Kepha Nyanumba: Afya Pap Nutritionist
Are you overwhelmed by emotional eating and struggling to stabilize your blood sugars? When you are in that moment, it can be really hard to resist the sweet and savoury temptations that surround you. Emotional eating is the practice of consuming quantities of food usually “comfort” or junk foods in response to feelings instead of hunger. Experts estimate that 75% of overeating is caused by emotions. Many of us learn that food can bring comfort, at least in the short-term. As a result, we often turn to food to heal emotional problems or take away discomfort. This habit prevents us from learning skills that can effectively resolve our emotional distress.
Emotional hunger can be powerful and it’s easy to mistake it for physical hunger. But there are clues you can look for to differentiate between physical and emotional hunger.
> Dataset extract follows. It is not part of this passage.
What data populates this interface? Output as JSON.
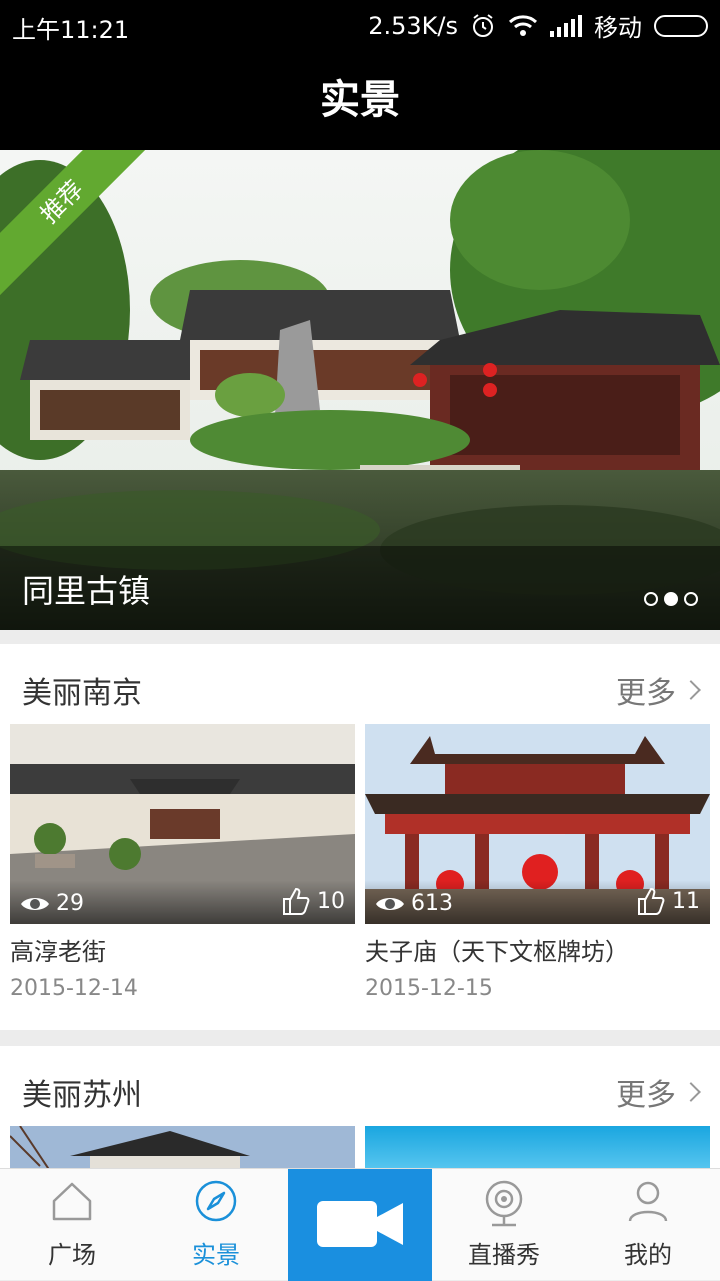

- Emotional hunger craves specific comfort foods. When you’re physically hungry, you will eat any food irrespective of the taste. But emotional hunger craves junk food or sugary snacks that provide an instant satisfaction.
- Emotional hunger comes on suddenly. It hits you in an instant and feels overwhelming and urgent. Physical hunger, on the other hand, comes on more gradually. The urge to eat doesn’t demand instant satisfaction.
- Emotional hunger isn’t satisfied once you’re full. You keep wanting more and more, often eating until you’re uncomfortably stuffed. Physical hunger, on the other hand, doesn’t need to be stuffed. You feel satisfied when your stomach is full.
Identify your emotional eating triggers
What situations, places, or feelings make you reach for the comfort of food? Most emotional eating is linked to unpleasant feelings, but it can also be triggered by positive emotions, such as rewarding yourself for achieving a goal or celebrating a holiday or happy event. Other common causes of emotional eating include social influences. Getting together with other people for a meal is a great way to relieve stress, but it can also lead to overeating. It’s easy to overindulge simply because the food is there or because everyone else is eating.
Steps to Manage Emotional Eating
If you have type 2 diabetes and you’re concerned about how you’re dealing with your emotional response to food, here are some adjustments that may help you curb emotional eating:
- Out of sight, out of mind: Embrace this concept if you really can’t resist the temptation. Creating distance between yourself and sugary, fatty, and salty foods could help you stay on track with healthy eating. You want to be eating nourishing foods most of the time to help keep your sugars in check and feel at your best.
- Recognize when you’re actually hungry. People eat for a variety of reasons, and some of those reasons have nothing to do with hunger. You may find yourself eating simply because the food is delicious and you’re enjoying a pleasurable experience or you may want to celebrate or reward yourself with your favorite treats. If you’re overindulging in food for emotional reasons, it’s important to learn to separate actual hunger from those other reasons, and stick with eating only when you’re hungry.
- Cope with cravings. A craving is a physiological need for a specific food to satisfy a chemical imbalance. This desire can seem uncontrollable, and people with cravings may not be satisfied until they get that particular food. Often, the craving is for foods high in sugar and fats, which can make maintaining a healthful diet difficult. One trick for coping with cravings is to try to use portion management to gain better control over your cravings.
- Professional advice. Emotional eating isn’t an easy behavior to overcome, but it’s an important issue to learn how to control. Professional advice is more critical for people with diabetes as they work to change emotional eating behaviors.